(Element data from apps and pages)
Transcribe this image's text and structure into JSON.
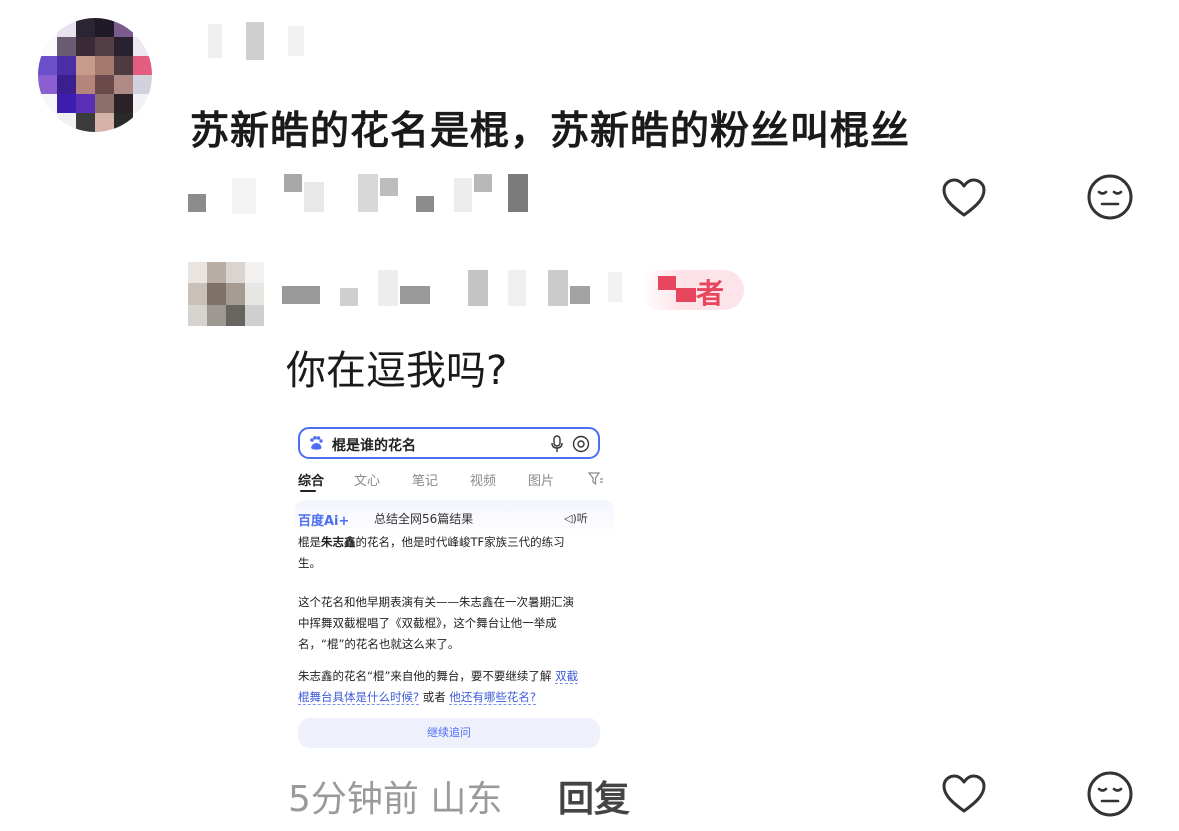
{
  "comment": {
    "text": "苏新皓的花名是棍，苏新皓的粉丝叫棍丝"
  },
  "reply": {
    "author_badge": "者",
    "text": "你在逗我吗?"
  },
  "embedded_screenshot": {
    "search_query": "棍是谁的花名",
    "tabs": [
      "综合",
      "文心",
      "笔记",
      "视频",
      "图片"
    ],
    "ai_logo": "百度Ai+",
    "ai_summary": "总结全网56篇结果",
    "listen_label": "◁)听",
    "para1_prefix": "棍是",
    "para1_name": "朱志鑫",
    "para1_line1_rest": "的花名，他是时代峰峻TF家族三代的练习",
    "para1_line2": "生。",
    "para2_lines": [
      "这个花名和他早期表演有关——朱志鑫在一次暑期汇演",
      "中挥舞双截棍唱了《双截棍》，这个舞台让他一举成",
      "名，“棍”的花名也就这么来了。"
    ],
    "para3_line1": "朱志鑫的花名“棍”来自他的舞台，要不要继续了解",
    "para3_link1a": "双截",
    "para3_link1b": "棍舞台具体是什么时候?",
    "para3_or": " 或者 ",
    "para3_link2": "他还有哪些花名?",
    "continue_label": "继续追问"
  },
  "footer": {
    "time_location": "5分钟前 山东",
    "reply_label": "回复"
  },
  "colors": {
    "accent_blue": "#4e6ef2",
    "author_pink": "#e8455e",
    "muted_gray": "#9a9a9a"
  }
}
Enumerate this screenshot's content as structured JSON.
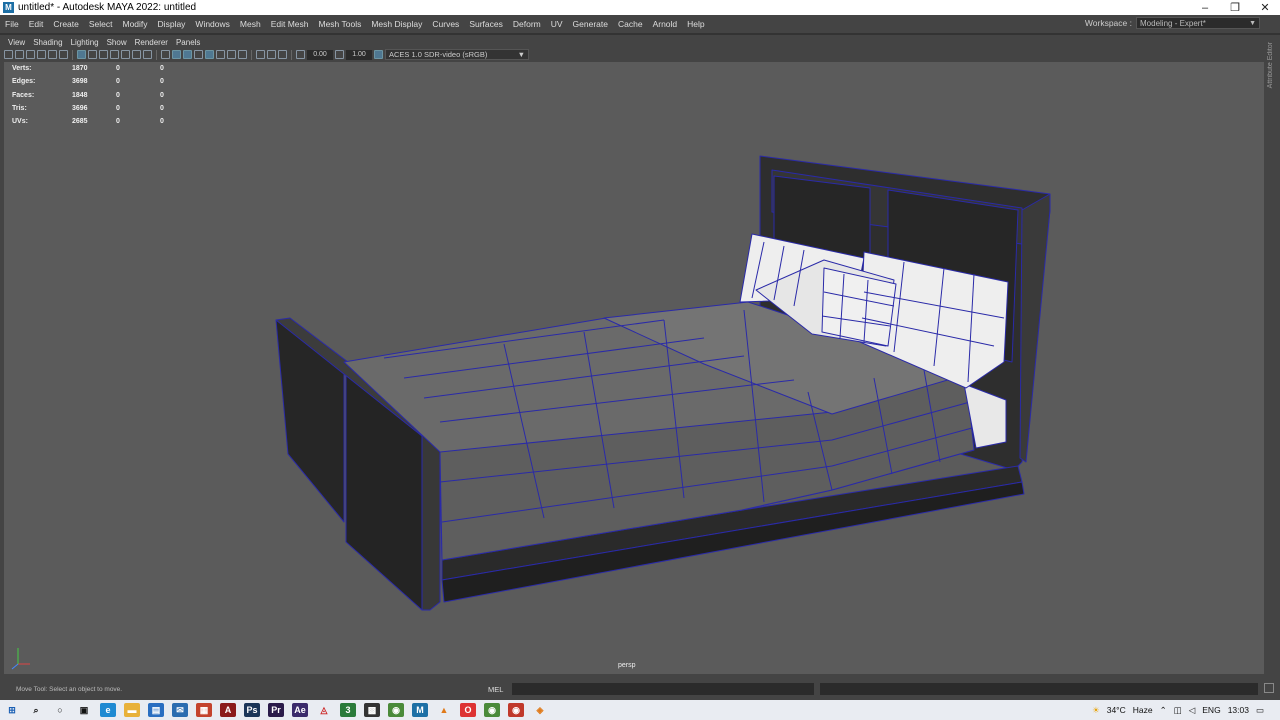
{
  "window": {
    "title": "untitled* - Autodesk MAYA 2022: untitled",
    "app_icon": "M"
  },
  "menubar": {
    "items": [
      "File",
      "Edit",
      "Create",
      "Select",
      "Modify",
      "Display",
      "Windows",
      "Mesh",
      "Edit Mesh",
      "Mesh Tools",
      "Mesh Display",
      "Curves",
      "Surfaces",
      "Deform",
      "UV",
      "Generate",
      "Cache",
      "Arnold",
      "Help"
    ],
    "workspace_label": "Workspace :",
    "workspace_value": "Modeling - Expert*"
  },
  "panel_menu": [
    "View",
    "Shading",
    "Lighting",
    "Show",
    "Renderer",
    "Panels"
  ],
  "toolbar": {
    "exposure": "0.00",
    "gamma": "1.00",
    "color_space": "ACES 1.0 SDR-video (sRGB)"
  },
  "hud": {
    "rows": [
      {
        "label": "Verts:",
        "v1": "1870",
        "v2": "0",
        "v3": "0"
      },
      {
        "label": "Edges:",
        "v1": "3698",
        "v2": "0",
        "v3": "0"
      },
      {
        "label": "Faces:",
        "v1": "1848",
        "v2": "0",
        "v3": "0"
      },
      {
        "label": "Tris:",
        "v1": "3696",
        "v2": "0",
        "v3": "0"
      },
      {
        "label": "UVs:",
        "v1": "2685",
        "v2": "0",
        "v3": "0"
      }
    ]
  },
  "viewport": {
    "camera": "persp"
  },
  "attr_strip": {
    "label": "Attribute Editor"
  },
  "helpline": {
    "text": "Move Tool: Select an object to move.",
    "mel": "MEL"
  },
  "taskbar": {
    "weather": "34°C",
    "weather_desc": "Haze",
    "language": "ENG",
    "time": "13:03"
  },
  "colors": {
    "wireframe": "#2a2aa8",
    "viewport_bg": "#5b5b5b",
    "ui_bg": "#444444"
  }
}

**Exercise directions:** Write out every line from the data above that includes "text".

**Solution for this problem:**
Transcribe this image's text and structure into JSON.
    "text": "苏新皓的花名是棍，苏新皓的粉丝叫棍丝"
    "text": "你在逗我吗?"
    "text": "Move Tool: Select an object to move.",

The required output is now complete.